Grieving mum’s plea to doctors after six-year-old son dies

PUBLISHED: 08:57 17 December 2019 | UPDATED: 13:09 17 December 2019

Caption: The Hall family, Bryan, Charlie, Georgie and Ollie. Photo: Georgie Hall

Caption: The Hall family, Bryan, Charlie, Georgie and Ollie. Photo: Georgie Hall


A heartbroken mum who lost her young son to meningitis is appealing to parents to trust their instincts and for medical professionals to listen to their concerns.

Georgie Hall and her husband Bryan, from Wrentham, endured the agony of losing their six-year-old son, Ollie, to a misdiagnosed curable disease.

Ollie Hall died from meningitis in October 2017. Now, after an inquest found doctors could have saved him, his parents are speaking out.

"My greatest regrets are allowing the paramedics and GPs to ignore my concerns and trusting them instead of my instincts. I'm so sorry my darling Ollie," Mrs Hall said.

READ MORE: Boy who died from meningitis 'would have survived' with earlier diagnosis, inquest hears

READ MORE: Paramedic 'absolutely regrets' decision not to take six-year-old boy with meningitis B to hospital
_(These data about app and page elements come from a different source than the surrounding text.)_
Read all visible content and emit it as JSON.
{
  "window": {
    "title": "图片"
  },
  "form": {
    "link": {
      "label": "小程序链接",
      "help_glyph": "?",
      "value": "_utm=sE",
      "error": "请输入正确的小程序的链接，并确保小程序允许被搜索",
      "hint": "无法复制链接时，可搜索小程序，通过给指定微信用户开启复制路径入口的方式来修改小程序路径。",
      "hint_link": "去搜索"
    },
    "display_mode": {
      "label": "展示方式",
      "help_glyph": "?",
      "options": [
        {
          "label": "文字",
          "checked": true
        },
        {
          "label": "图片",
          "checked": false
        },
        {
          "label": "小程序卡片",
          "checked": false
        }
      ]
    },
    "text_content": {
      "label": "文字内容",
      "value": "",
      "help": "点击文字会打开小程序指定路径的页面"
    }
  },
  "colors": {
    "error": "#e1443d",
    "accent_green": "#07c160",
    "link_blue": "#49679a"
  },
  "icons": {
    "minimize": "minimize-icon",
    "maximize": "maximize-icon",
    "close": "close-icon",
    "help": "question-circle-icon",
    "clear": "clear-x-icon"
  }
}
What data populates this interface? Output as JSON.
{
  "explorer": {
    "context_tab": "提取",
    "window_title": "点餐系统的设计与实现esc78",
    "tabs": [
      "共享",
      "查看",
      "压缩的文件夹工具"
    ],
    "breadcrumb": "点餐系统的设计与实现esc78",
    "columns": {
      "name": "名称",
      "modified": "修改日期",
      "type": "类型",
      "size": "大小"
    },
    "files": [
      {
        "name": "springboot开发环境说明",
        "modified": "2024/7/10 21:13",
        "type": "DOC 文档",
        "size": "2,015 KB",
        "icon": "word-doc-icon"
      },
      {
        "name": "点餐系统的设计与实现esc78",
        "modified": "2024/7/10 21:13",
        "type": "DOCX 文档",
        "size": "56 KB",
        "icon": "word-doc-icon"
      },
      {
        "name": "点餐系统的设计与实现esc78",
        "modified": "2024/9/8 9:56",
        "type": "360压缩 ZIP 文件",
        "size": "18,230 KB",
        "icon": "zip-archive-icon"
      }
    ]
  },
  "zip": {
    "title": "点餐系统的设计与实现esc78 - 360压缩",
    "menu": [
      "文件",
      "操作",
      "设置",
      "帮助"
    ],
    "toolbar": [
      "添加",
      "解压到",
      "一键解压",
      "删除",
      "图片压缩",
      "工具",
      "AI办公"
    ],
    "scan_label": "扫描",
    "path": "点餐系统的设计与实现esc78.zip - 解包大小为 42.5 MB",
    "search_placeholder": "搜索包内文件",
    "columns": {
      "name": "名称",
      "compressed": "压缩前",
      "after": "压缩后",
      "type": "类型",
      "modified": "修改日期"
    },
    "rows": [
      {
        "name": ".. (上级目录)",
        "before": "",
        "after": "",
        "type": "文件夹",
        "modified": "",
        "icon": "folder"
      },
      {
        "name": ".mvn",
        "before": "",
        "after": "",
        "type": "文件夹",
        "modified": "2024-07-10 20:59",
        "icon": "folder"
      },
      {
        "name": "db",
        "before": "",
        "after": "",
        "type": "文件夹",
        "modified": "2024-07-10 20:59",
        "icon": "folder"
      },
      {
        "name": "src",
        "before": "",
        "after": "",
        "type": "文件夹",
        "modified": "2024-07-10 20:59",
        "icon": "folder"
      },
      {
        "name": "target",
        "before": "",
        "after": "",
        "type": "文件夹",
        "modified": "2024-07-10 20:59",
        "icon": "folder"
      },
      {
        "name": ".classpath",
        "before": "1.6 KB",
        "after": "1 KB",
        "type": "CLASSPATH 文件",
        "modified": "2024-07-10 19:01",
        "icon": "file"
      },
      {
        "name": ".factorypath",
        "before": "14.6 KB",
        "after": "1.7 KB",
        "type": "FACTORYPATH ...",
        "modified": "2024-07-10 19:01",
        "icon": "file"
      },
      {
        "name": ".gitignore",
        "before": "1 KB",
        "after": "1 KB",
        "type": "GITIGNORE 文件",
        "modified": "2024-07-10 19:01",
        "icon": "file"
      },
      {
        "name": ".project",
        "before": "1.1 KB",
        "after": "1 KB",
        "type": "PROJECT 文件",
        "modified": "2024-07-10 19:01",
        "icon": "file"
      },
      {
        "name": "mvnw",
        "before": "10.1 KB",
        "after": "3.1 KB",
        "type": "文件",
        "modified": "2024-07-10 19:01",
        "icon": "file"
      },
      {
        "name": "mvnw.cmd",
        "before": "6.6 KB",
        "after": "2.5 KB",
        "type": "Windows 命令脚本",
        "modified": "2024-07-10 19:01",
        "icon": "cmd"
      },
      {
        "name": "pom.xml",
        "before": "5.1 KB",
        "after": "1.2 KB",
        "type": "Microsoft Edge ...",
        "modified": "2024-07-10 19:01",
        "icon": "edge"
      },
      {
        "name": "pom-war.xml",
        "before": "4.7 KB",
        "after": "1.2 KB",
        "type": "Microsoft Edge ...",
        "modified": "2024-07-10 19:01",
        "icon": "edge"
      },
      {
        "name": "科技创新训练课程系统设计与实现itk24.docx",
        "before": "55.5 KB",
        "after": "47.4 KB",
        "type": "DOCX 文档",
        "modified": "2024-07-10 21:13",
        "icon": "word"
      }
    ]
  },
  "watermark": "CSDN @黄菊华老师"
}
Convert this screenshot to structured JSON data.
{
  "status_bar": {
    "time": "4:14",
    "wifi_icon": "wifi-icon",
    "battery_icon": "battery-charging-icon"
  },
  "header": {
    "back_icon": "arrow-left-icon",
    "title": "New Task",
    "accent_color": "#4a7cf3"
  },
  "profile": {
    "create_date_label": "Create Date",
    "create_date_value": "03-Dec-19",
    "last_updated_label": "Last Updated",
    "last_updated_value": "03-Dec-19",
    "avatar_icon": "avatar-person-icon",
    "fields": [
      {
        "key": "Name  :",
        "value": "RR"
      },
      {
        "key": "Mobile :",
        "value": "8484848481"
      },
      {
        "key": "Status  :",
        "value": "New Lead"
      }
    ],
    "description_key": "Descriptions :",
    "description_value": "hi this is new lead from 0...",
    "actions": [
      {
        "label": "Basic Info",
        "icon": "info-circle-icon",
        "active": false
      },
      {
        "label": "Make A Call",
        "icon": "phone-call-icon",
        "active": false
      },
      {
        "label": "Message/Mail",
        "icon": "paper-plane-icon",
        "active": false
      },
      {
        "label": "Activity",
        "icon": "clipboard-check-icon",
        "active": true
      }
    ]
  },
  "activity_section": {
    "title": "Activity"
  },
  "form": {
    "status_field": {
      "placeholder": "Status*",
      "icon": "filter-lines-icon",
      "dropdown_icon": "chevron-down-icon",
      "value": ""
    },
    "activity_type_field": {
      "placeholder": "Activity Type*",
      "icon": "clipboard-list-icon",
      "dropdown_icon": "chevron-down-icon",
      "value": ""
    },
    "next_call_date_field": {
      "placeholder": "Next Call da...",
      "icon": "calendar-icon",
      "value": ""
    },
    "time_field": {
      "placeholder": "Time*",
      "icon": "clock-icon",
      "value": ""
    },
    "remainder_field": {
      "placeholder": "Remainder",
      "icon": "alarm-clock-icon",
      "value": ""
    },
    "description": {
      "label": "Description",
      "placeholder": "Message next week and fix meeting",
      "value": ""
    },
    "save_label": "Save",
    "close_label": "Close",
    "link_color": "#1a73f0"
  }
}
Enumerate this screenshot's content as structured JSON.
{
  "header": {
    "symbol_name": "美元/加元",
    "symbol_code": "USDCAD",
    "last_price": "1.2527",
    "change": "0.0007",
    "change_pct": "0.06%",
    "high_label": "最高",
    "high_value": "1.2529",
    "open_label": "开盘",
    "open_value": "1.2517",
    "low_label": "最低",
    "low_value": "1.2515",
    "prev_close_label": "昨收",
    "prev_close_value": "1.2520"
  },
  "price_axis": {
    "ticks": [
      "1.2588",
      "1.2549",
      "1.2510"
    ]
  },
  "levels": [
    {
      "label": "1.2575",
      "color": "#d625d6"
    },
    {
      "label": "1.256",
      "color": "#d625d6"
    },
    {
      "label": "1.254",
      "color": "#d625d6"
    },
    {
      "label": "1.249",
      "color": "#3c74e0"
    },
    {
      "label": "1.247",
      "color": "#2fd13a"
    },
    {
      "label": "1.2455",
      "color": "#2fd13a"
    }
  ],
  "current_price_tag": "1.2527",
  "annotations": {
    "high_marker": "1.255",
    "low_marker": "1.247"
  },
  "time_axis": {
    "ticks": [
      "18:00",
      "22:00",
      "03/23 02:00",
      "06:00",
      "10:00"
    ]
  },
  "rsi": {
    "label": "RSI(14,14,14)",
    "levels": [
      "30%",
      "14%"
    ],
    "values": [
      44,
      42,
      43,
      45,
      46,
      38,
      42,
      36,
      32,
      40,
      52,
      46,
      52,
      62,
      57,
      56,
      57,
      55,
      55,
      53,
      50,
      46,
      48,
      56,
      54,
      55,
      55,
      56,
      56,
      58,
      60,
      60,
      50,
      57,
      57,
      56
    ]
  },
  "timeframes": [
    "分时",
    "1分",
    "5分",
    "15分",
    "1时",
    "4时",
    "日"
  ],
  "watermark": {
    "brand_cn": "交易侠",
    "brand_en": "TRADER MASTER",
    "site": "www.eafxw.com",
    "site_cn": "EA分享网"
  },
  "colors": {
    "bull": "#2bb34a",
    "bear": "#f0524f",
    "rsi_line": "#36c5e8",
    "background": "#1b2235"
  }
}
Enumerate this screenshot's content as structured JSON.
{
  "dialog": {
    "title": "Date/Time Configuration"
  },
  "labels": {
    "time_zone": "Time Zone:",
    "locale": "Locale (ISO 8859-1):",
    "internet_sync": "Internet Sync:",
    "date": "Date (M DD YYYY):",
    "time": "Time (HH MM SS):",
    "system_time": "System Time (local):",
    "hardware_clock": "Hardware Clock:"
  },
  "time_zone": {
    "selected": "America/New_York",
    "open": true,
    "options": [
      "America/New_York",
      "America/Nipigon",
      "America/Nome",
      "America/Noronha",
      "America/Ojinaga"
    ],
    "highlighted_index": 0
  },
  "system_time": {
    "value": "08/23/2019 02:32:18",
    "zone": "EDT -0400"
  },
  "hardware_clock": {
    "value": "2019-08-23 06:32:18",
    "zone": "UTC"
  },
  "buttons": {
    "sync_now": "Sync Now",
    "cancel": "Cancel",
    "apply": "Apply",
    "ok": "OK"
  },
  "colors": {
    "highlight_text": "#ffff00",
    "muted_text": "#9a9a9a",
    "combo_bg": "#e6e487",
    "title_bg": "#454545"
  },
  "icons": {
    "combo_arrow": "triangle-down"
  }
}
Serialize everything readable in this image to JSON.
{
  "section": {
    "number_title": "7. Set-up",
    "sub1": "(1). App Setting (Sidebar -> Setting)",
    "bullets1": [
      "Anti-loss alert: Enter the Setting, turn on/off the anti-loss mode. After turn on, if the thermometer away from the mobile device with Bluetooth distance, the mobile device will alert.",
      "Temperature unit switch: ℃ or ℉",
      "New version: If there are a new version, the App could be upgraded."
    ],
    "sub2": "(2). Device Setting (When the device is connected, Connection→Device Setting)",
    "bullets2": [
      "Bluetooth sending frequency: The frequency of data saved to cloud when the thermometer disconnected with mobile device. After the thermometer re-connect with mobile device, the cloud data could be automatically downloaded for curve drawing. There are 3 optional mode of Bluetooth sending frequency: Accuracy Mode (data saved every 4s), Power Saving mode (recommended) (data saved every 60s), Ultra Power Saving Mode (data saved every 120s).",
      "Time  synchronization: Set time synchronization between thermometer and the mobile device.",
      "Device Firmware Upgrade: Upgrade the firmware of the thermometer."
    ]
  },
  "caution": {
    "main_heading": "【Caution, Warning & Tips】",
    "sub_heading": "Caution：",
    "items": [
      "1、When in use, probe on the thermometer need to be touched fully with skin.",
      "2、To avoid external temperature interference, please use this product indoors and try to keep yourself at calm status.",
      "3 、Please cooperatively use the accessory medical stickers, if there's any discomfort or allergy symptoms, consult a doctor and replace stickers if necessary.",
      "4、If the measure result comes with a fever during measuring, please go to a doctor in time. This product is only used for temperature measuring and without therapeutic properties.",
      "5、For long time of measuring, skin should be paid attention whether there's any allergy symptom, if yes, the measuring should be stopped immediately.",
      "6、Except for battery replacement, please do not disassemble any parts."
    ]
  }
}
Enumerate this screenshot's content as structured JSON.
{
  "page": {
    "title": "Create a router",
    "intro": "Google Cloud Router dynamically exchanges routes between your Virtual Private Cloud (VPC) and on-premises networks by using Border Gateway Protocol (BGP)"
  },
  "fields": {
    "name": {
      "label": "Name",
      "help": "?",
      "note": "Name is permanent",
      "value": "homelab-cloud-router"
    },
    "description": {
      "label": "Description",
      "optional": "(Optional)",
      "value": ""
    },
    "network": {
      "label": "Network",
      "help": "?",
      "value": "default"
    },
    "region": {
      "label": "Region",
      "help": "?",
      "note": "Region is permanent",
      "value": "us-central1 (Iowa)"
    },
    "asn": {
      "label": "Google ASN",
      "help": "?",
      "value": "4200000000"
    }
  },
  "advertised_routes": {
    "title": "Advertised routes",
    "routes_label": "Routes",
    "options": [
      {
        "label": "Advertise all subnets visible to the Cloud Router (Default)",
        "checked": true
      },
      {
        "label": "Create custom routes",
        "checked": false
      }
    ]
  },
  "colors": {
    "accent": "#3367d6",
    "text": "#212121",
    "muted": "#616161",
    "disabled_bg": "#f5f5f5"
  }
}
"The hardest part of the inquest was hearing that Ollie could have been saved if he had been treated sooner.

"There are a few things I would like to tell every parent out there in the hope they never have to experience the pain that we are.

You may also want to watch:

"Firstly, trust your instincts. You know your child better than anyone. The experts at the inquest into Ollie's death all agreed that doctors should listen to the parents and parental views should weigh heavily in the medical assessment of the child."

Georgie and Bryan are also calling for parents to ensure their children are vaccinated against meningitis.

"The second thing is to have your child vaccinated. MenB has a vaccine. It's not available to everyone so check with your GP whether your child is covered," they said.

READ MORE: Neglect contributed to six-year-old's death from meningitis, inquest finds

"If they aren't, the MenB vaccine can be bought in many High Street pharmacies."

Ollie became ill on October 23, 2017. He had been too old to get the vaccination when it was first introduced to the schedule, though it could have been bought privately.

An inquest into his death in June this year concluded there had been a 'gross failure' to provide basic medical treatment and the Suffolk coroner called for urgent improvements to prevent further deaths.

Now, with their lawyer's Shoosmiths, the family are campaigning for medical professionals to listen more to parents' concerns.

Meningitis Now Chief Executive Dr Tom Nutt said: "Ollie's parents Georgie and Bryan did everything right. They noticed his symptoms. They sought help. It is an absolute tragedy that they could not prevent the death of their son."

If you value what this story gives you, please consider supporting the Eastern Daily Press. Click the link in the orange box below for details.

Most Read

Most Read

Latest from the Eastern Daily Press